[Record excerpts]:

______

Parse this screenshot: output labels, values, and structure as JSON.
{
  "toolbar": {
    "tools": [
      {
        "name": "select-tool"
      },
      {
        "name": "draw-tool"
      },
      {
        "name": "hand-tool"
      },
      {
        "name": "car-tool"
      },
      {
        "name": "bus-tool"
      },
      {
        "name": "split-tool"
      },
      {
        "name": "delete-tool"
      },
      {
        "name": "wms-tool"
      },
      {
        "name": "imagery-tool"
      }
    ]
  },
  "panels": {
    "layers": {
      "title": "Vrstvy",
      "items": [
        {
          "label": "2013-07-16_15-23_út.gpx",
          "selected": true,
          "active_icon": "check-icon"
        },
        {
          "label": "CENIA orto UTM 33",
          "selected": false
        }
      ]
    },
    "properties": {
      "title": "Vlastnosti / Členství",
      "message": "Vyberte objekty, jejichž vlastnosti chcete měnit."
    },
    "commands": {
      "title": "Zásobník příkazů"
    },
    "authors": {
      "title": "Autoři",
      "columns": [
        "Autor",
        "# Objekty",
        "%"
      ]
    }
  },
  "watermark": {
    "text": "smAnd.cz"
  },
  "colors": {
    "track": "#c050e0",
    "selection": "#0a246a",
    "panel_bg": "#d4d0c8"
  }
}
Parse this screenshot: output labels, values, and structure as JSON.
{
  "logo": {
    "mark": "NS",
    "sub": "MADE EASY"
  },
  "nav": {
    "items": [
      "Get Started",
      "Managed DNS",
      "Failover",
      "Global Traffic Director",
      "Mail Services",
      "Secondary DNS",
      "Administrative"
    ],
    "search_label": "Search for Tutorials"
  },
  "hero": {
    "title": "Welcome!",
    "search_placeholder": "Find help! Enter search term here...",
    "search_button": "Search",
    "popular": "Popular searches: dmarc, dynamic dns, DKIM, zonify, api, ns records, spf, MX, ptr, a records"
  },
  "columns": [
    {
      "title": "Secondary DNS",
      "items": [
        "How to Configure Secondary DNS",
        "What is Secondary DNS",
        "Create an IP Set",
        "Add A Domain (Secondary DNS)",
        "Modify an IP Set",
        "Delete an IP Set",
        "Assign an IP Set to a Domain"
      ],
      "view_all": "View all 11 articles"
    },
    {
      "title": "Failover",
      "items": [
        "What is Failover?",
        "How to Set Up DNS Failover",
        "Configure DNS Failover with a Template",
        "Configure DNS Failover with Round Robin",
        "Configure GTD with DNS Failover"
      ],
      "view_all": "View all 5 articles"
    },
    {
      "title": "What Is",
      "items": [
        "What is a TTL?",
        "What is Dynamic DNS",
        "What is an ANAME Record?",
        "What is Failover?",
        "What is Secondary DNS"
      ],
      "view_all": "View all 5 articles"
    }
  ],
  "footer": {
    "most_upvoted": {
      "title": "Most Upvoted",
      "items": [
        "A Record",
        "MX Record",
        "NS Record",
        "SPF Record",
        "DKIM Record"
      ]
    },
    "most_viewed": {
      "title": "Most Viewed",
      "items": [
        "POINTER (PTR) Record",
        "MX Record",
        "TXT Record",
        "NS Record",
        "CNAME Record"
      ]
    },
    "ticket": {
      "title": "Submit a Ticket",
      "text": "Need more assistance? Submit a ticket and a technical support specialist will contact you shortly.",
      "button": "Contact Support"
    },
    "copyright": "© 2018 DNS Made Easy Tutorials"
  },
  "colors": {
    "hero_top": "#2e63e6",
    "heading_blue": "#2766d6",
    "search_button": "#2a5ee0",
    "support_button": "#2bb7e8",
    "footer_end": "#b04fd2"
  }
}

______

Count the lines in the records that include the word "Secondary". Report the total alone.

6